When discussing three different products of any type, it's tempting to consider two as boundaries, placing the one that best encompasses the traits of the other two in between them. That just doesn't work here, as these three phono stages have such distinct sonic personalities. The Reference Phono 2 SE presents space in a grand way, as all Audio Research products do. It illuminates the furthest reaches of the sound stage as well as the images that occupy it with rare insight. I haven't had the H-3000V (or the H-3000, which eschews the EQ adjustablility) in my system for some time, but it's an easy phono stage to remember, especially its ability to conjure images within the soundfield it conveys -- "spooky" I've called it, because of how well rooted and palpable the images were. The Allnic phono stage presented the music with a more midrangey slant than the Audio Research, though it would be easy, I think, to identify both as having tubes.

In a certain sense, this applies to the Legato Legacy as well. Its tonal completeness and image density are often the stuff of tubes, although these things blend into a less ostentatious sense of space than with the tube units -- still spacious to be sure, but not overwhelmingly so, like the Reference Phono 2 SE, which is the most immediate, even the most forward of the three, perhaps owing to the vast space it portrays. The Allnic does imaging in a way that the other two do not quite equal, and in a way that by itself will sell some potential buyers on it. Neither of the tube units approach the bass depth and power of the Legato Legacy, and they don't possess quite the tonal saturation or midbass punch either. And it is within such a comparison that Flemming Rasmussen's addressing of noise has its greatest impact, the music from the tube units not emerging from as deep and dark a place as with the Legato Legacy.

While the Legato Legacy may have initially had something of a perceptual deficit with me, owing to its fully solid-state circuitry, it quickly established itself among the uppercrust of phono stages I've heard, even top-flight tube competition, biases be damned. Which among the Gryphon, Audio Research and Allnic would I choose? Copout time -- I could be very happy with any of them. If I had to chose one of them, it would be for reasons that largely wouldn't apply to the other two, so distinctive in terms of features and sound is this trio of phono stages. Having all of them (and three tonearms on my turntable) would be a reasonable compromise, I think.

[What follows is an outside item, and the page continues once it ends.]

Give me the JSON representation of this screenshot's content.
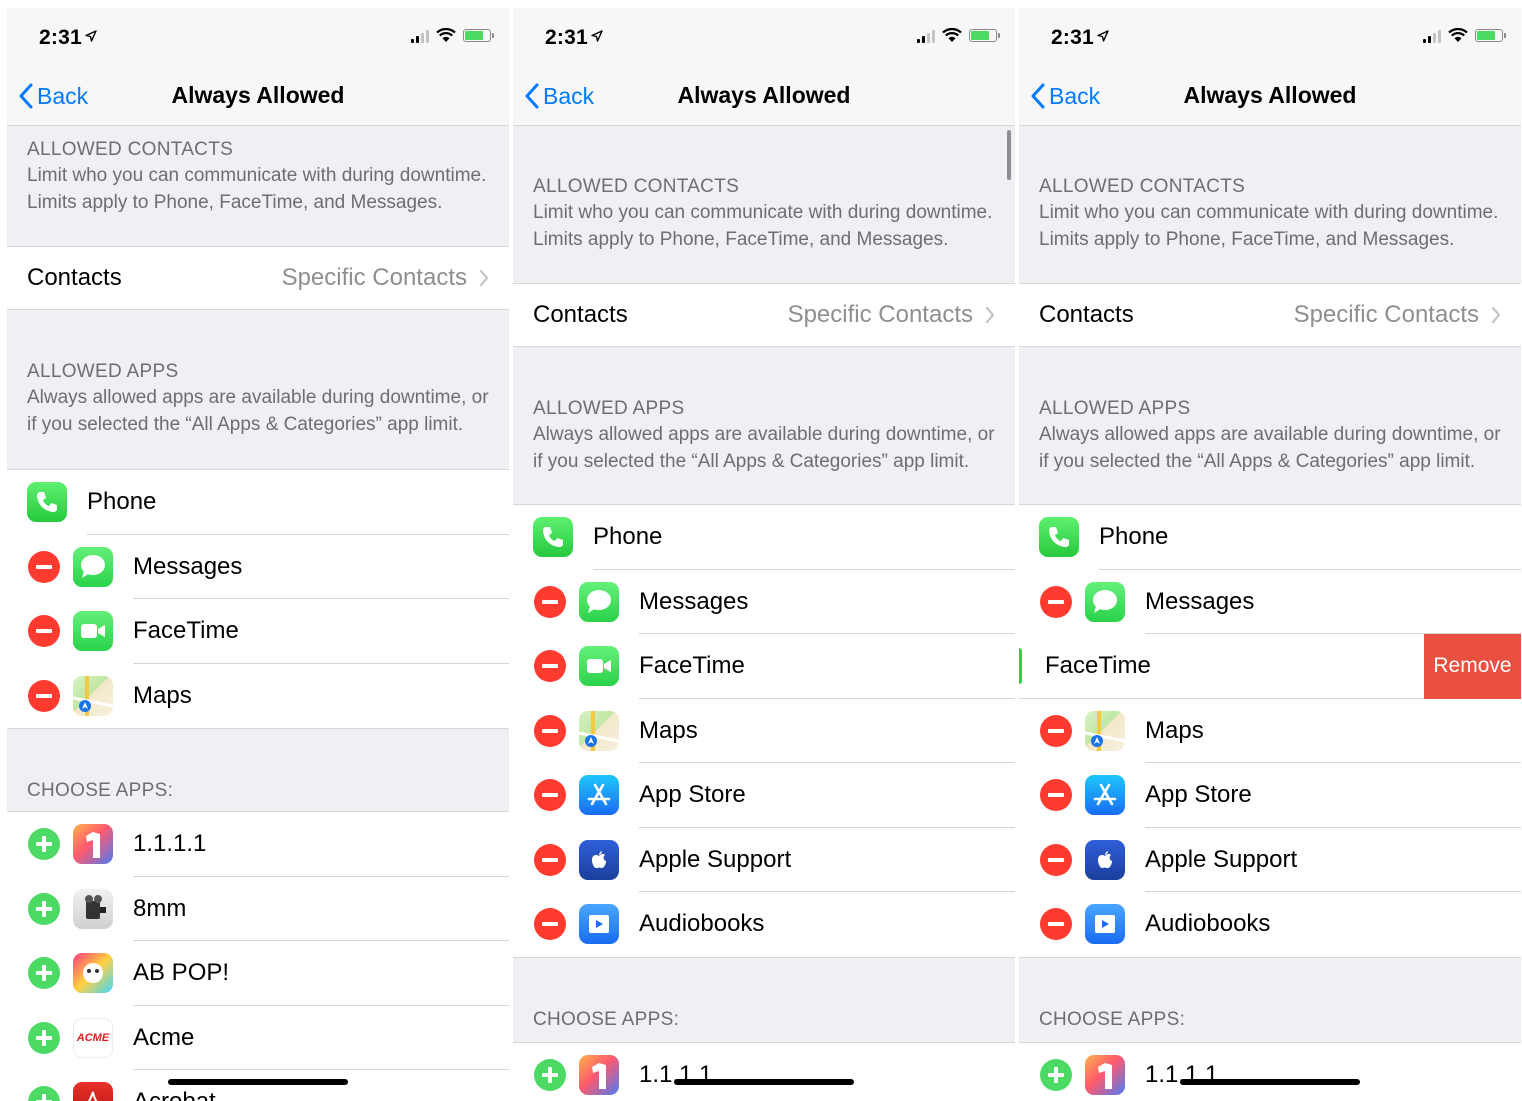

No one said that writing about audio gear would be easy, and reviewing the Gryphon Legato Legacy underscored this point. This was one of the most involved reviews I've written, purely because the Legato Legacy performed in such a wide-ranging and comprehensive way, challenging my preconceived notions and causing some reconfiguration of my system, due to its two-chassis design and those LEMO connectors. Even so, this is one special piece of audio equipment, pushing both analog's performance and technological boundaries, divulging the music in those grooves in an absolute, and absolutely engrossing, way. While I might not have expected what I'd discover from the Legato Legacy, I wasn't totally surprised either. I've had enough past exposure to Gryphon equipment to know that this level of performance is common.

Now, on to a more pressing issue: we in the US need the Gryphon to cease being a mythical beast. We need access to the Legato Legacy and the entire product line -- and soon, please!